In operation, an operator seated before the machine simply feeds or lays the articles to be stamped in the channels 18 as the plate 'il rotates, although an automatic feedin device may be employed, if desired. The ead 17 being in operation, as each article is brought into alinement with the die chase, the plate 11 will cease movement while the head 12 descends and the impression is made upon the work.

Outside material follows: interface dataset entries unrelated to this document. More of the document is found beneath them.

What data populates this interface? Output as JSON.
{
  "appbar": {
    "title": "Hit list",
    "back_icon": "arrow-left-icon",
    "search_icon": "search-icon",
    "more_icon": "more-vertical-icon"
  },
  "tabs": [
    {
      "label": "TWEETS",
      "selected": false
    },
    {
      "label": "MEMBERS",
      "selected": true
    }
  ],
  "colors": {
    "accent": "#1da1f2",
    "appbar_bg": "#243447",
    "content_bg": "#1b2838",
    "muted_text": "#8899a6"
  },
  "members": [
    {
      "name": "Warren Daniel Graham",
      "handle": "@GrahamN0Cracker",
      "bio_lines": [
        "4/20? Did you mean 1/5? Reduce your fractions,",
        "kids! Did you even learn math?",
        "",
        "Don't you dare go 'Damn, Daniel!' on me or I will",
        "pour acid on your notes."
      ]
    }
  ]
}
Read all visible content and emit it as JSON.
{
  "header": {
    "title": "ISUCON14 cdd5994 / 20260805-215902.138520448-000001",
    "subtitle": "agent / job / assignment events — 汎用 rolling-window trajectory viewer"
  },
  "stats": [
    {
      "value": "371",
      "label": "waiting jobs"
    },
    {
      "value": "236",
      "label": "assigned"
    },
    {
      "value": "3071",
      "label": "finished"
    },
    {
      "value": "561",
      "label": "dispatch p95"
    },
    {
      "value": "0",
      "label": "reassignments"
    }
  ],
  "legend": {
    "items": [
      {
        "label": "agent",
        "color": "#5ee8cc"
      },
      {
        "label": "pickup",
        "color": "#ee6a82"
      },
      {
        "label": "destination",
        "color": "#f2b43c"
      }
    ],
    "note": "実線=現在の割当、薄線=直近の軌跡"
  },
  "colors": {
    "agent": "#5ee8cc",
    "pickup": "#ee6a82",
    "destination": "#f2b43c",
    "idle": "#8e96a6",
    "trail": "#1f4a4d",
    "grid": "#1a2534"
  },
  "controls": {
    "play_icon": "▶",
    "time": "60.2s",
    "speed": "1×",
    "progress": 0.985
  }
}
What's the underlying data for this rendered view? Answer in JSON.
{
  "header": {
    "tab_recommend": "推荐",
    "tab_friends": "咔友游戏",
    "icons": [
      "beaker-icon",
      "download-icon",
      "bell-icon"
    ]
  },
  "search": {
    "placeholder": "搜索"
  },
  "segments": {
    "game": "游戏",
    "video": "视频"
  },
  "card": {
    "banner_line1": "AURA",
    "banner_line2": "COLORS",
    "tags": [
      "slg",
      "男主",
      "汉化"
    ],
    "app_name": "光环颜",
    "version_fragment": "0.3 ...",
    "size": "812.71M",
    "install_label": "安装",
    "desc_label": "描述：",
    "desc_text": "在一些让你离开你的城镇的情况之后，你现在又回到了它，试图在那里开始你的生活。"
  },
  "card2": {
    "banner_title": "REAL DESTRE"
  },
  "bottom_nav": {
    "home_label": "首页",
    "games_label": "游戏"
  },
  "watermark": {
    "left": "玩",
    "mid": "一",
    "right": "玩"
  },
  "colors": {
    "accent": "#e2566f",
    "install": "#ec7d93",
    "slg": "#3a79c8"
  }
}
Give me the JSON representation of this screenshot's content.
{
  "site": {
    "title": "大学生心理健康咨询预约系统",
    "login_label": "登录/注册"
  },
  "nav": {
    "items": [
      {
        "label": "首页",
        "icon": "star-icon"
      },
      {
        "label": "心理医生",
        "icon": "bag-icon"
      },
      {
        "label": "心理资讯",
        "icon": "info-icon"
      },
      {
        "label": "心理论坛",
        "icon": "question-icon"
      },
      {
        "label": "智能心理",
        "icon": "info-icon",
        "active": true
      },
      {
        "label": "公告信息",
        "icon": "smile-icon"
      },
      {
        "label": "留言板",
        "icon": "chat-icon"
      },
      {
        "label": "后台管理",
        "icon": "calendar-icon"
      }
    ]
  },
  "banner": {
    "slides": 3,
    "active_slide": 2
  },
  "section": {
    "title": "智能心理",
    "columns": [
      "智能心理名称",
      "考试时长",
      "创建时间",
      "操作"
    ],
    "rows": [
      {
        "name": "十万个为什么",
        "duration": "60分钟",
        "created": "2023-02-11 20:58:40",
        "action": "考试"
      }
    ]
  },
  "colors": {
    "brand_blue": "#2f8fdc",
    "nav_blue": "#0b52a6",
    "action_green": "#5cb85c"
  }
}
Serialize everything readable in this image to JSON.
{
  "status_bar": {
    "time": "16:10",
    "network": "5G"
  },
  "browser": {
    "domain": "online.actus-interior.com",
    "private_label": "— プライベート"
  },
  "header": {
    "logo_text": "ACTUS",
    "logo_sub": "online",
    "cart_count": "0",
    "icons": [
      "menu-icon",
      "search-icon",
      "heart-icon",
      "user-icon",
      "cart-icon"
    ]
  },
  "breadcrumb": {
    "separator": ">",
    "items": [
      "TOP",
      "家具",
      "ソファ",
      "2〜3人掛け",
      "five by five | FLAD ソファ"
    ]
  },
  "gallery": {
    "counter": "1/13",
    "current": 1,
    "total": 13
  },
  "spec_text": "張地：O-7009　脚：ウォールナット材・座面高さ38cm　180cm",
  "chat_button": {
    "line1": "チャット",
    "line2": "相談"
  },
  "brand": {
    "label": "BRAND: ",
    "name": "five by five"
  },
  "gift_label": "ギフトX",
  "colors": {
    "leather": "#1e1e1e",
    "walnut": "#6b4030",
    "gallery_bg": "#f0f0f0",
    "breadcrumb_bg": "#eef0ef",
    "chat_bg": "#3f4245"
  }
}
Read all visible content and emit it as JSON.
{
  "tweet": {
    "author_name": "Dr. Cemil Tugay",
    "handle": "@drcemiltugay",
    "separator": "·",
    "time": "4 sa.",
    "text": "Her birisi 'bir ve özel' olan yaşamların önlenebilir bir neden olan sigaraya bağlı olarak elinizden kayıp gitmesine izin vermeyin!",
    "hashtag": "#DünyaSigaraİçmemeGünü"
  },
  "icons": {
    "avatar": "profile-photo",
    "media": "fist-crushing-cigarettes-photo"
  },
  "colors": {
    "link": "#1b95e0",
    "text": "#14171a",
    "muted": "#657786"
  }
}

The head 17 rises and the plate 11 then continues its intermittent step-by-ste movement, brin 'ng the article in line with the roller 24 an stopping thereat, while the roller descends and by its frictional bearing on the article while rotating, kicks the latter out of the channel 18.
1. In combination a work carrier constructed to carry a plurality of articles in a given path, means to work upon said articles at a part of the path, a constantly rotated wheel in a plane vertical and transverse to said path having a friction periphery and movable into enga-gement with the articles,
and means to move the wheel downward into such engagement coincidently with the alinement thereof with articles moved in said path, and means to return cleared position.
2. The structure of claim 1 in which said the wheel to initial Work carrier has a step-by-step movement, and the Work carrier is a circular plate having Work receiving members spaced so that when one is alined with the means to Work on said articles, another is alined With said wheel.
3. In a machine of the character described, a Work removing means for machines of the character described comprising a Work holder, a revolubly mounted vertically disposed and vertically reciprocable frictionfaced Wheel, means to support the Wheel yieldingly clear of the Work, means to depress the Wheel, a drive for the Wheel lincluding an endless chain having slack equal to the vertical operative movement of the wheel, and yielding means bearing laterally upon the chain, yieldable tothe means to depress the Wheel.
4. In a machine of the character described, a Work carrier adapted to move articles in a given path, a stamping head operable to Work upon the articles at one part of the path, a revoluble friction Wheel revoluble in a plane vertical to and transverse to said path, means to rotate the Wheel, said Wheel being movable in its plane toward and away from said path, yielding means to hold the Wheel away from the path, a mounting for the Wheel, a Wheeloperating member on the stamping head, a stud on said wheel mounted having slidable relation to the operating member and engageable thereby to move the wheel.
5. In a machine of the character described,
-. a rotating work holding plate having a plurality of radially arranged Work receiving channels open on the outer edge of the plate, stops at the inner ends of the channels, spring clips in the channels adapted to receive articles frictionally thereunder, a vertically movable friction faced wheel mounted over the plate positioned to aline with the slots at times, means to rotate the Wheel, means to depress the wheel into the channels at times,
and means to raise the wheel.
In testimony whereof I affix my signature.
ARTHUR M. WICKWIRE, JR.